Data records for software interfaces:
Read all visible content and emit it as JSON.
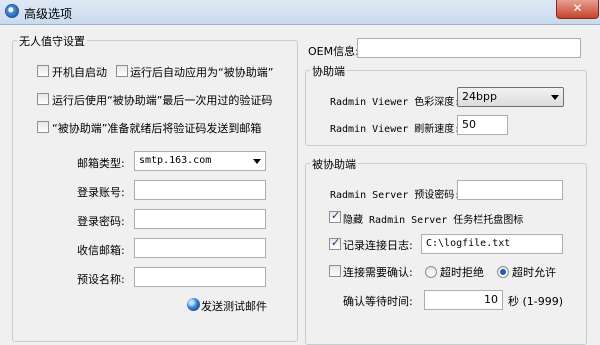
{
  "window": {
    "title": "高级选项",
    "close_symbol": "✕"
  },
  "unattended": {
    "title": "无人值守设置",
    "autostart_label": "开机自启动",
    "autorun_as_assisted_label": "运行后自动应用为“被协助端”",
    "use_last_code_label": "运行后使用“被协助端”最后一次用过的验证码",
    "send_code_email_label": "“被协助端”准备就绪后将验证码发送到邮箱",
    "mail_type_label": "邮箱类型:",
    "mail_type_value": "smtp.163.com",
    "login_account_label": "登录账号:",
    "login_account_value": "",
    "login_password_label": "登录密码:",
    "login_password_value": "",
    "recipient_label": "收信邮箱:",
    "recipient_value": "",
    "preset_name_label": "预设名称:",
    "preset_name_value": "",
    "send_test_label": "发送测试邮件"
  },
  "oem": {
    "label": "OEM信息:",
    "value": ""
  },
  "assistant": {
    "title": "协助端",
    "color_depth_label": "Radmin Viewer 色彩深度:",
    "color_depth_value": "24bpp",
    "refresh_rate_label": "Radmin Viewer 刷新速度:",
    "refresh_rate_value": "50"
  },
  "assisted": {
    "title": "被协助端",
    "preset_password_label": "Radmin Server 预设密码:",
    "preset_password_value": "",
    "hide_tray_label": "隐藏 Radmin Server 任务栏托盘图标",
    "log_label": "记录连接日志:",
    "log_path": "C:\\logfile.txt",
    "confirm_label": "连接需要确认:",
    "timeout_reject_label": "超时拒绝",
    "timeout_allow_label": "超时允许",
    "wait_time_label": "确认等待时间:",
    "wait_time_value": "10",
    "wait_time_unit": "秒 (1-999)"
  }
}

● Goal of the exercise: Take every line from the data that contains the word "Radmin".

● Expected answer:
    "color_depth_label": "Radmin Viewer 色彩深度:",
    "refresh_rate_label": "Radmin Viewer 刷新速度:",
    "preset_password_label": "Radmin Server 预设密码:",
    "hide_tray_label": "隐藏 Radmin Server 任务栏托盘图标",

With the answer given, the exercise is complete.